*What is being asked:*
Print, exactly and completely, the data that appears below.

*Dataset rows describing interfaces:*
* * *
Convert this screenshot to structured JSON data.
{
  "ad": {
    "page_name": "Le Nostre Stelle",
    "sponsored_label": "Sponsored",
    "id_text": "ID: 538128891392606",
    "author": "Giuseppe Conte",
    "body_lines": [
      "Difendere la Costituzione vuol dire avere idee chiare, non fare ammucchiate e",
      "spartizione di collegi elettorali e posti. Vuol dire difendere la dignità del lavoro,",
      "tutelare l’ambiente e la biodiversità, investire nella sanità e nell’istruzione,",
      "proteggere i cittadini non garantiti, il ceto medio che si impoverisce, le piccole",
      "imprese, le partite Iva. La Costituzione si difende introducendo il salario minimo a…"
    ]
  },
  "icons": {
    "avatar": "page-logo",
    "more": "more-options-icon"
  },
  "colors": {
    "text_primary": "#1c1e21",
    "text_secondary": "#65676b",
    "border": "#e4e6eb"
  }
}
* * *
*Response to the exercise:*
Convert this screenshot to structured JSON data.
{
  "ad": {
    "page_name": "Le Nostre Stelle",
    "sponsored_label": "Sponsored",
    "id_text": "ID: 538128891392606",
    "author": "Giuseppe Conte",
    "body_lines": [
      "Difendere la Costituzione vuol dire avere idee chiare, non fare ammucchiate e",
      "spartizione di collegi elettorali e posti. Vuol dire difendere la dignità del lavoro,",
      "tutelare l’ambiente e la biodiversità, investire nella sanità e nell’istruzione,",
      "proteggere i cittadini non garantiti, il ceto medio che si impoverisce, le piccole",
      "imprese, le partite Iva. La Costituzione si difende introducendo il salario minimo a…"
    ]
  },
  "icons": {
    "avatar": "page-logo",
    "more": "more-options-icon"
  },
  "colors": {
    "text_primary": "#1c1e21",
    "text_secondary": "#65676b",
    "border": "#e4e6eb"
  }
}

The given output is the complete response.